-------- AVAILABLE DATA

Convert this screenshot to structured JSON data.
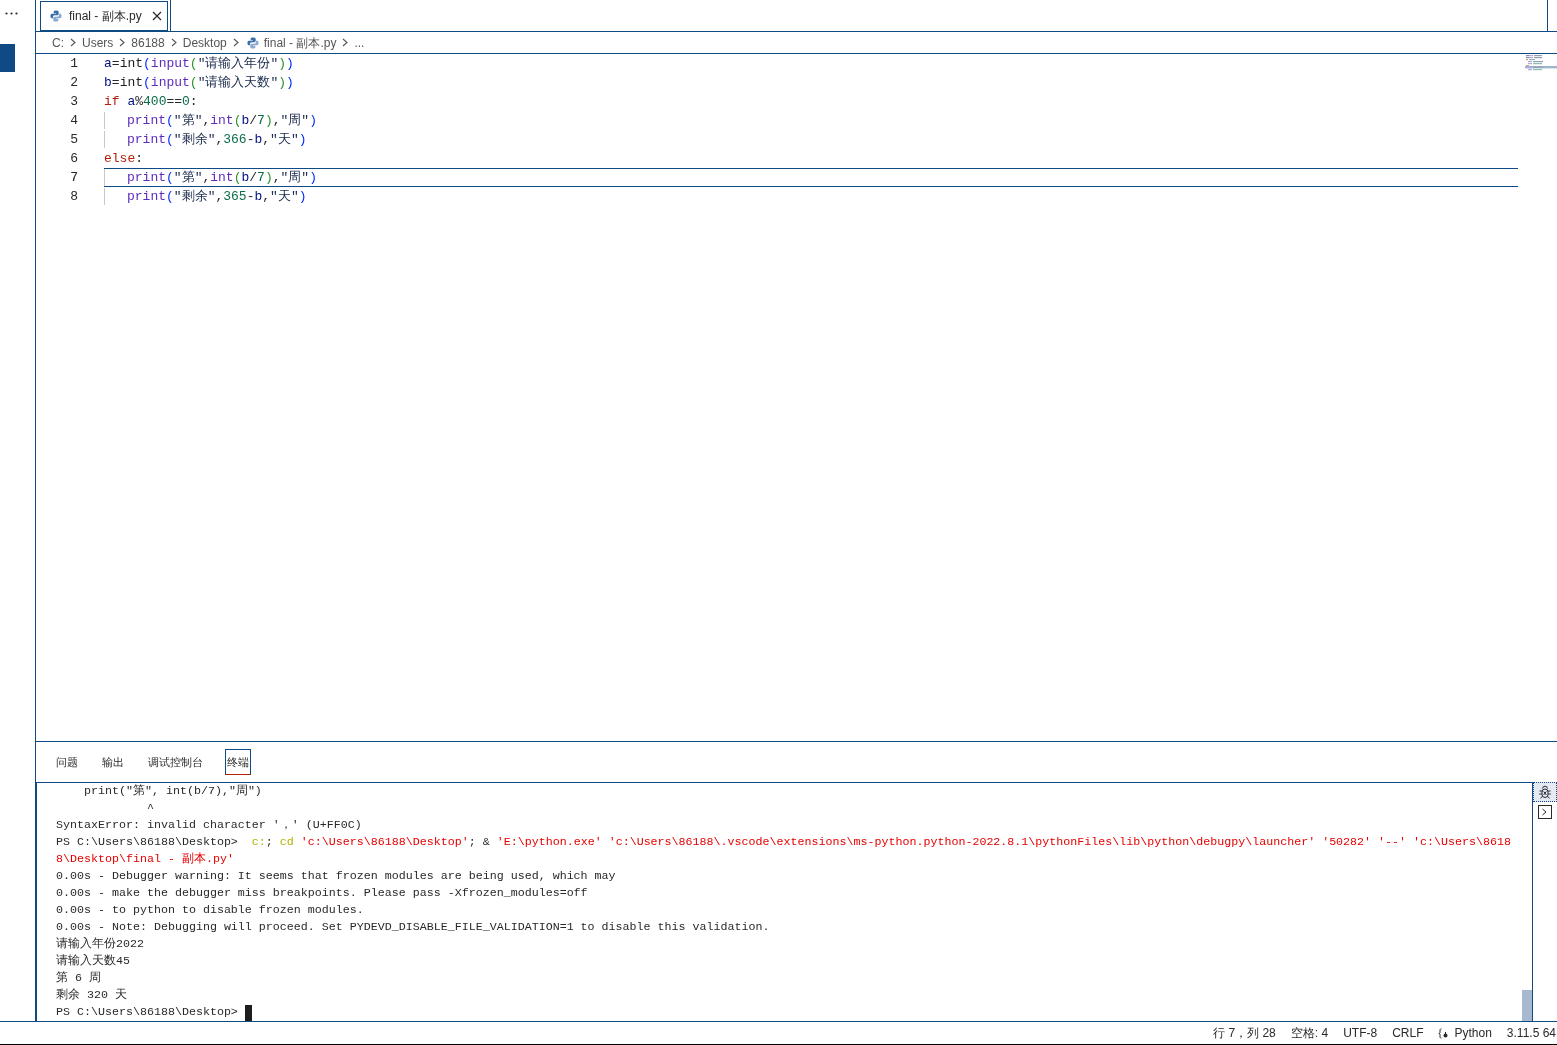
{
  "tabs": [
    {
      "label": "final - 副本.py",
      "selected": true
    }
  ],
  "breadcrumb": [
    {
      "text": "C:",
      "kind": "folder"
    },
    {
      "text": "Users",
      "kind": "folder"
    },
    {
      "text": "86188",
      "kind": "folder"
    },
    {
      "text": "Desktop",
      "kind": "folder"
    },
    {
      "text": "final - 副本.py",
      "kind": "file"
    },
    {
      "text": "...",
      "kind": "symbol"
    }
  ],
  "editor": {
    "lines": [
      {
        "number": "1",
        "active": false,
        "tokens": [
          {
            "text": "a",
            "kind": "variable"
          },
          {
            "text": "=",
            "kind": "operator"
          },
          {
            "text": "int",
            "kind": "type"
          },
          {
            "text": "(",
            "kind": "bracket1"
          },
          {
            "text": "input",
            "kind": "function"
          },
          {
            "text": "(",
            "kind": "bracket2"
          },
          {
            "text": "\"请输入年份\"",
            "kind": "string"
          },
          {
            "text": ")",
            "kind": "bracket2"
          },
          {
            "text": ")",
            "kind": "bracket1"
          }
        ]
      },
      {
        "number": "2",
        "active": false,
        "tokens": [
          {
            "text": "b",
            "kind": "variable"
          },
          {
            "text": "=",
            "kind": "operator"
          },
          {
            "text": "int",
            "kind": "type"
          },
          {
            "text": "(",
            "kind": "bracket1"
          },
          {
            "text": "input",
            "kind": "function"
          },
          {
            "text": "(",
            "kind": "bracket2"
          },
          {
            "text": "\"请输入天数\"",
            "kind": "string"
          },
          {
            "text": ")",
            "kind": "bracket2"
          },
          {
            "text": ")",
            "kind": "bracket1"
          }
        ]
      },
      {
        "number": "3",
        "active": false,
        "tokens": [
          {
            "text": "if ",
            "kind": "keyword"
          },
          {
            "text": "a",
            "kind": "variable"
          },
          {
            "text": "%",
            "kind": "operator"
          },
          {
            "text": "400",
            "kind": "number"
          },
          {
            "text": "==",
            "kind": "operator"
          },
          {
            "text": "0",
            "kind": "number"
          },
          {
            "text": ":",
            "kind": "operator"
          }
        ],
        "children": [
          {
            "number": "4",
            "active": false,
            "tokens": [
              {
                "text": "print",
                "kind": "function"
              },
              {
                "text": "(",
                "kind": "bracket1"
              },
              {
                "text": "\"第\"",
                "kind": "string"
              },
              {
                "text": ",",
                "kind": "operator"
              },
              {
                "text": "int",
                "kind": "function"
              },
              {
                "text": "(",
                "kind": "bracket2"
              },
              {
                "text": "b",
                "kind": "variable"
              },
              {
                "text": "/",
                "kind": "operator"
              },
              {
                "text": "7",
                "kind": "number"
              },
              {
                "text": ")",
                "kind": "bracket2"
              },
              {
                "text": ",",
                "kind": "operator"
              },
              {
                "text": "\"周\"",
                "kind": "string"
              },
              {
                "text": ")",
                "kind": "bracket1"
              }
            ]
          },
          {
            "number": "5",
            "active": false,
            "tokens": [
              {
                "text": "print",
                "kind": "function"
              },
              {
                "text": "(",
                "kind": "bracket1"
              },
              {
                "text": "\"剩余\"",
                "kind": "string"
              },
              {
                "text": ",",
                "kind": "operator"
              },
              {
                "text": "366",
                "kind": "number"
              },
              {
                "text": "-",
                "kind": "operator"
              },
              {
                "text": "b",
                "kind": "variable"
              },
              {
                "text": ",",
                "kind": "operator"
              },
              {
                "text": "\"天\"",
                "kind": "string"
              },
              {
                "text": ")",
                "kind": "bracket1"
              }
            ]
          }
        ]
      },
      {
        "number": "6",
        "active": false,
        "tokens": [
          {
            "text": "else",
            "kind": "keyword"
          },
          {
            "text": ":",
            "kind": "operator"
          }
        ],
        "children": [
          {
            "number": "7",
            "active": true,
            "tokens": [
              {
                "text": "print",
                "kind": "function"
              },
              {
                "text": "(",
                "kind": "bracket1"
              },
              {
                "text": "\"第\"",
                "kind": "string"
              },
              {
                "text": ",",
                "kind": "operator"
              },
              {
                "text": "int",
                "kind": "function"
              },
              {
                "text": "(",
                "kind": "bracket2"
              },
              {
                "text": "b",
                "kind": "variable"
              },
              {
                "text": "/",
                "kind": "operator"
              },
              {
                "text": "7",
                "kind": "number"
              },
              {
                "text": ")",
                "kind": "bracket2"
              },
              {
                "text": ",",
                "kind": "operator"
              },
              {
                "text": "\"周\"",
                "kind": "string"
              },
              {
                "text": ")",
                "kind": "bracket1"
              }
            ]
          },
          {
            "number": "8",
            "active": false,
            "tokens": [
              {
                "text": "print",
                "kind": "function"
              },
              {
                "text": "(",
                "kind": "bracket1"
              },
              {
                "text": "\"剩余\"",
                "kind": "string"
              },
              {
                "text": ",",
                "kind": "operator"
              },
              {
                "text": "365",
                "kind": "number"
              },
              {
                "text": "-",
                "kind": "operator"
              },
              {
                "text": "b",
                "kind": "variable"
              },
              {
                "text": ",",
                "kind": "operator"
              },
              {
                "text": "\"天\"",
                "kind": "string"
              },
              {
                "text": ")",
                "kind": "bracket1"
              }
            ]
          }
        ]
      }
    ]
  },
  "panel": {
    "tabs": [
      {
        "label": "问题",
        "selected": false
      },
      {
        "label": "输出",
        "selected": false
      },
      {
        "label": "调试控制台",
        "selected": false
      },
      {
        "label": "终端",
        "selected": true
      }
    ]
  },
  "terminal": {
    "rows": [
      {
        "segments": [
          {
            "text": "    print(\"第\", int(b/7),\"周\")",
            "kind": "plain"
          }
        ]
      },
      {
        "segments": [
          {
            "text": "             ^",
            "kind": "plain"
          }
        ]
      },
      {
        "segments": [
          {
            "text": "SyntaxError: invalid character '，' (U+FF0C)",
            "kind": "plain"
          }
        ]
      },
      {
        "segments": [
          {
            "text": "PS C:\\Users\\86188\\Desktop>  ",
            "kind": "plain"
          },
          {
            "text": "c:",
            "kind": "command"
          },
          {
            "text": "; ",
            "kind": "plain"
          },
          {
            "text": "cd ",
            "kind": "command"
          },
          {
            "text": "'c:\\Users\\86188\\Desktop'",
            "kind": "string"
          },
          {
            "text": "; & ",
            "kind": "plain"
          },
          {
            "text": "'E:\\python.exe' 'c:\\Users\\86188\\.vscode\\extensions\\ms-python.python-2022.8.1\\pythonFiles\\lib\\python\\debugpy\\launcher' '50282' '--' 'c:\\Users\\8618",
            "kind": "string"
          }
        ]
      },
      {
        "segments": [
          {
            "text": "8\\Desktop\\final - 副本.py'",
            "kind": "string"
          }
        ]
      },
      {
        "segments": [
          {
            "text": "0.00s - Debugger warning: It seems that frozen modules are being used, which may",
            "kind": "plain"
          }
        ]
      },
      {
        "segments": [
          {
            "text": "0.00s - make the debugger miss breakpoints. Please pass -Xfrozen_modules=off",
            "kind": "plain"
          }
        ]
      },
      {
        "segments": [
          {
            "text": "0.00s - to python to disable frozen modules.",
            "kind": "plain"
          }
        ]
      },
      {
        "segments": [
          {
            "text": "0.00s - Note: Debugging will proceed. Set PYDEVD_DISABLE_FILE_VALIDATION=1 to disable this validation.",
            "kind": "plain"
          }
        ]
      },
      {
        "segments": [
          {
            "text": "请输入年份2022",
            "kind": "plain"
          }
        ]
      },
      {
        "segments": [
          {
            "text": "请输入天数45",
            "kind": "plain"
          }
        ]
      },
      {
        "segments": [
          {
            "text": "第 6 周",
            "kind": "plain"
          }
        ]
      },
      {
        "segments": [
          {
            "text": "剩余 320 天",
            "kind": "plain"
          }
        ]
      },
      {
        "segments": [
          {
            "text": "PS C:\\Users\\86188\\Desktop>",
            "kind": "plain"
          }
        ]
      }
    ],
    "cursor": true
  },
  "status_bar": {
    "items": [
      {
        "text": "行 7，列 28",
        "kind": "plain"
      },
      {
        "text": "空格: 4",
        "kind": "plain"
      },
      {
        "text": "UTF-8",
        "kind": "plain"
      },
      {
        "text": "CRLF",
        "kind": "plain"
      },
      {
        "text": "Python",
        "kind": "language"
      },
      {
        "text": "3.11.5 64",
        "kind": "plain"
      }
    ]
  }
}
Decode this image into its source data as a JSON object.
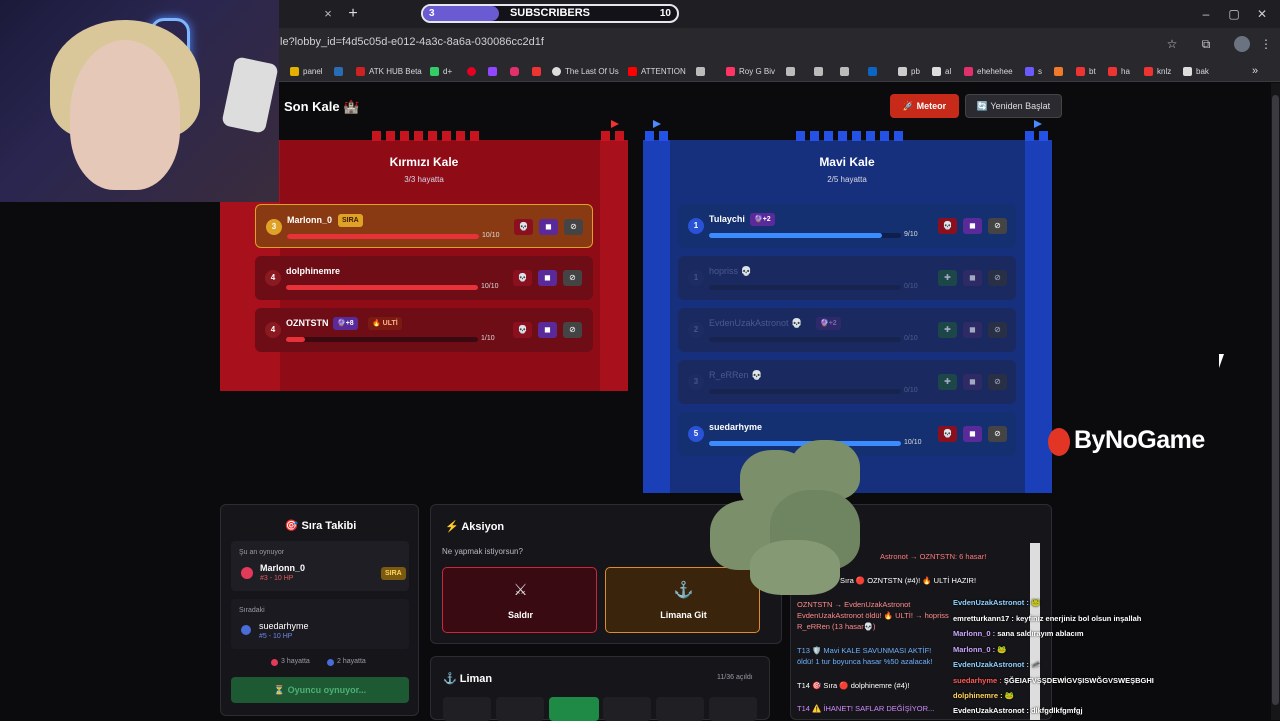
{
  "browser": {
    "tab_close": "×",
    "tab_new": "+",
    "url": "le?lobby_id=f4d5c05d-e012-4a3c-8a6a-030086cc2d1f",
    "window": {
      "minimize": "–",
      "maximize": "▢",
      "close": "✕"
    },
    "bookmarks": [
      "panel",
      "ATK HUB Beta",
      "d+",
      "The Last Of Us",
      "ATTENTION",
      "Roy G Biv",
      "pb",
      "al",
      "ehehehee",
      "s",
      "bt",
      "ha",
      "knlz",
      "bak"
    ]
  },
  "subscribers": {
    "label": "SUBSCRIBERS",
    "current": "3",
    "goal": "10",
    "progress": 0.3
  },
  "page": {
    "title": "Son Kale 🏰",
    "meteor_button": "🚀 Meteor",
    "restart_button": "🔄 Yeniden Başlat"
  },
  "red_castle": {
    "title": "Kırmızı Kale",
    "subtitle": "3/3 hayatta",
    "players": [
      {
        "num": "3",
        "name": "Marlonn_0",
        "badge": "SIRA",
        "hp": "10/10",
        "fill": 1.0
      },
      {
        "num": "4",
        "name": "dolphinemre",
        "hp": "10/10",
        "fill": 1.0
      },
      {
        "num": "4",
        "name": "OZNTSTN",
        "badge": "🔮+8",
        "badge2": "🔥 ULTİ",
        "hp": "1/10",
        "fill": 0.1
      }
    ]
  },
  "blue_castle": {
    "title": "Mavi Kale",
    "subtitle": "2/5 hayatta",
    "players": [
      {
        "num": "1",
        "name": "Tulaychi",
        "badge": "🔮+2",
        "hp": "9/10",
        "fill": 0.9
      },
      {
        "num": "1",
        "name": "hopriss 💀",
        "hp": "0/10",
        "fill": 0
      },
      {
        "num": "2",
        "name": "EvdenUzakAstronot 💀",
        "badge": "🔮+2",
        "hp": "0/10",
        "fill": 0
      },
      {
        "num": "3",
        "name": "R_eRRen 💀",
        "hp": "0/10",
        "fill": 0
      },
      {
        "num": "5",
        "name": "suedarhyme",
        "hp": "10/10",
        "fill": 1.0
      }
    ]
  },
  "logo": {
    "text": "ByNoGame"
  },
  "turn_panel": {
    "title": "🎯 Sıra Takibi",
    "now_playing_label": "Şu an oynuyor",
    "now_name": "Marlonn_0",
    "now_sub": "#3 - 10 HP",
    "now_badge": "SIRA",
    "next_label": "Sıradaki",
    "next_name": "suedarhyme",
    "next_sub": "#5 - 10 HP",
    "red_alive": "3 hayatta",
    "blue_alive": "2 hayatta",
    "wait_button": "⏳ Oyuncu oynuyor..."
  },
  "action_panel": {
    "title": "⚡ Aksiyon",
    "question": "Ne yapmak istiyorsun?",
    "attack": "Saldır",
    "harbor": "Limana Git"
  },
  "harbor_panel": {
    "title": "⚓ Liman",
    "count": "11/36 açıldı"
  },
  "log": [
    "Astronot → OZNTSTN: 6 hasar!",
    "Sıra 🔴 OZNTSTN (#4)! 🔥 ULTİ HAZIR!",
    "OZNTSTN → EvdenUzakAstronot",
    "EvdenUzakAstronot öldü! 🔥 ULTİ! → hopriss",
    "R_eRRen (13 hasar💀)",
    "T13 🛡️ Mavi KALE SAVUNMASI AKTİF!",
    "öldü! 1 tur boyunca hasar %50 azalacak!",
    "T14 🎯 Sıra 🔴 dolphinemre (#4)!",
    "T14 ⚠️ İHANET! SAFLAR DEĞİŞİYOR..."
  ],
  "chat": [
    {
      "user": "EvdenUzakAstronot :",
      "msg": "🐸",
      "color": "#8fd0ff"
    },
    {
      "user": "emretturkann17 :",
      "msg": "keyfiniz enerjiniz bol olsun inşallah",
      "color": "#ffffff"
    },
    {
      "user": "Marlonn_0 :",
      "msg": "sana saldırayım ablacım",
      "color": "#c9a6ff"
    },
    {
      "user": "Marlonn_0 :",
      "msg": "🐸",
      "color": "#c9a6ff"
    },
    {
      "user": "EvdenUzakAstronot :",
      "msg": "🦟",
      "color": "#8fd0ff"
    },
    {
      "user": "suedarhyme :",
      "msg": "ŞĞEIAFVSŞDEWİGVŞISWĞGVSWEŞBGHI",
      "color": "#ff5a5a"
    },
    {
      "user": "dolphinemre :",
      "msg": "🐸",
      "color": "#ffd35a"
    },
    {
      "user": "EvdenUzakAstronot :",
      "msg": "dlkfgdlkfgmfgj",
      "color": "#ffffff"
    }
  ]
}
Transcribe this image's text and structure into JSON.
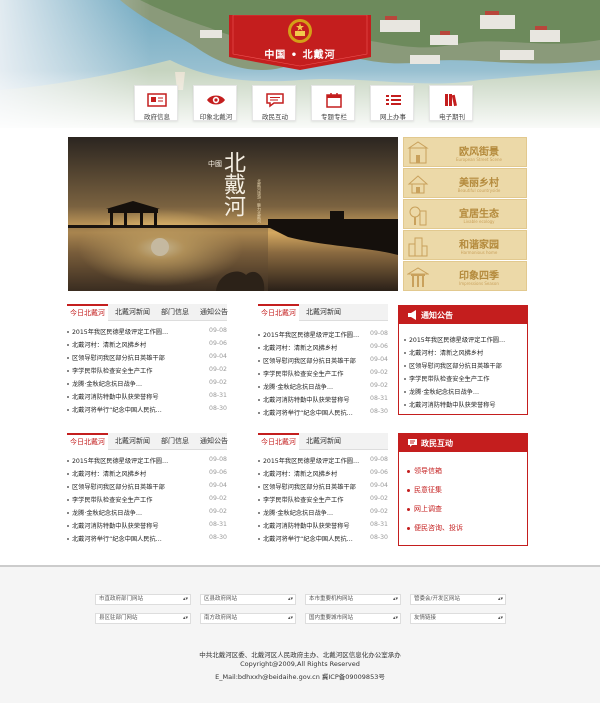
{
  "header": {
    "site_title": "中国 • 北戴河",
    "colors": {
      "brand_red": "#c41e1e",
      "gold": "#ecd9a8"
    },
    "nav": [
      {
        "label": "政府信息",
        "icon": "document-icon"
      },
      {
        "label": "印象北戴河",
        "icon": "eye-icon"
      },
      {
        "label": "政民互动",
        "icon": "chat-icon"
      },
      {
        "label": "专题专栏",
        "icon": "calendar-icon"
      },
      {
        "label": "网上办事",
        "icon": "list-icon"
      },
      {
        "label": "电子期刊",
        "icon": "books-icon"
      }
    ]
  },
  "banner": {
    "calligraphy_small": "中國",
    "calligraphy_main": "北戴河",
    "caption": "北戴河旅游 · 魅力北戴河"
  },
  "feature_tiles": [
    {
      "title": "欧风街景",
      "subtitle": "European Street Scene",
      "icon": "building-icon"
    },
    {
      "title": "美丽乡村",
      "subtitle": "Beautiful countryside",
      "icon": "house-icon"
    },
    {
      "title": "宜居生态",
      "subtitle": "Livable ecology",
      "icon": "tree-icon"
    },
    {
      "title": "和谐家园",
      "subtitle": "Harmonious home",
      "icon": "city-icon"
    },
    {
      "title": "印象四季",
      "subtitle": "Impressions Season",
      "icon": "pavilion-icon"
    }
  ],
  "panels": [
    {
      "tabs": [
        "今日北戴河",
        "北戴河新闻",
        "部门信息",
        "通知公告"
      ],
      "items": [
        {
          "title": "2015年我区民德星级评定工作圆…",
          "date": "09-08"
        },
        {
          "title": "北戴河村：清新之风拂乡村",
          "date": "09-06"
        },
        {
          "title": "区领导慰问我区部分抗日英雄干部",
          "date": "09-04"
        },
        {
          "title": "李学民带队检查安全生产工作",
          "date": "09-02"
        },
        {
          "title": "龙腾·金秋纪念抗日战争…",
          "date": "09-02"
        },
        {
          "title": "北戴河消防特勤中队获荣誉称号",
          "date": "08-31"
        },
        {
          "title": "北戴河将举行“纪念中国人民抗…",
          "date": "08-30"
        }
      ]
    },
    {
      "tabs": [
        "今日北戴河",
        "北戴河新闻"
      ],
      "items": [
        {
          "title": "2015年我区民德星级评定工作圆…",
          "date": "09-08"
        },
        {
          "title": "北戴河村：清新之风拂乡村",
          "date": "09-06"
        },
        {
          "title": "区领导慰问我区部分抗日英雄干部",
          "date": "09-04"
        },
        {
          "title": "李学民带队检查安全生产工作",
          "date": "09-02"
        },
        {
          "title": "龙腾·金秋纪念抗日战争…",
          "date": "09-02"
        },
        {
          "title": "北戴河消防特勤中队获荣誉称号",
          "date": "08-31"
        },
        {
          "title": "北戴河将举行“纪念中国人民抗…",
          "date": "08-30"
        }
      ]
    },
    {
      "tabs": [
        "今日北戴河",
        "北戴河新闻",
        "部门信息",
        "通知公告"
      ],
      "items": [
        {
          "title": "2015年我区民德星级评定工作圆…",
          "date": "09-08"
        },
        {
          "title": "北戴河村：清新之风拂乡村",
          "date": "09-06"
        },
        {
          "title": "区领导慰问我区部分抗日英雄干部",
          "date": "09-04"
        },
        {
          "title": "李学民带队检查安全生产工作",
          "date": "09-02"
        },
        {
          "title": "龙腾·金秋纪念抗日战争…",
          "date": "09-02"
        },
        {
          "title": "北戴河消防特勤中队获荣誉称号",
          "date": "08-31"
        },
        {
          "title": "北戴河将举行“纪念中国人民抗…",
          "date": "08-30"
        }
      ]
    },
    {
      "tabs": [
        "今日北戴河",
        "北戴河新闻"
      ],
      "items": [
        {
          "title": "2015年我区民德星级评定工作圆…",
          "date": "09-08"
        },
        {
          "title": "北戴河村：清新之风拂乡村",
          "date": "09-06"
        },
        {
          "title": "区领导慰问我区部分抗日英雄干部",
          "date": "09-04"
        },
        {
          "title": "李学民带队检查安全生产工作",
          "date": "09-02"
        },
        {
          "title": "龙腾·金秋纪念抗日战争…",
          "date": "09-02"
        },
        {
          "title": "北戴河消防特勤中队获荣誉称号",
          "date": "08-31"
        },
        {
          "title": "北戴河将举行“纪念中国人民抗…",
          "date": "08-30"
        }
      ]
    }
  ],
  "notice": {
    "title": "通知公告",
    "items": [
      "2015年我区民德星级评定工作圆…",
      "北戴河村：清新之风拂乡村",
      "区领导慰问我区部分抗日英雄干部",
      "李学民带队检查安全生产工作",
      "龙腾·金秋纪念抗日战争…",
      "北戴河消防特勤中队获荣誉称号"
    ]
  },
  "interaction": {
    "title": "政民互动",
    "items": [
      "领导信箱",
      "民意征集",
      "网上调查",
      "便民咨询、投诉"
    ]
  },
  "footer": {
    "selects": [
      "市直政府部门网站",
      "区县政府网站",
      "本市重要机构网站",
      "管委会/开发区网站",
      "县区驻部门网站",
      "南方政府网站",
      "国内重要城市网站",
      "友情链接"
    ],
    "lines": [
      "中共北戴河区委、北戴河区人民政府主办、北戴河区信息化办公室承办",
      "Copyright@2009,All Rights Reserved",
      "E_Mail:bdhxxh@beidaihe.gov.cn 冀ICP备09009853号"
    ]
  }
}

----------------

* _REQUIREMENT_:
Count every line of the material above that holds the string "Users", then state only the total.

* _ANSWER SECTION_:
5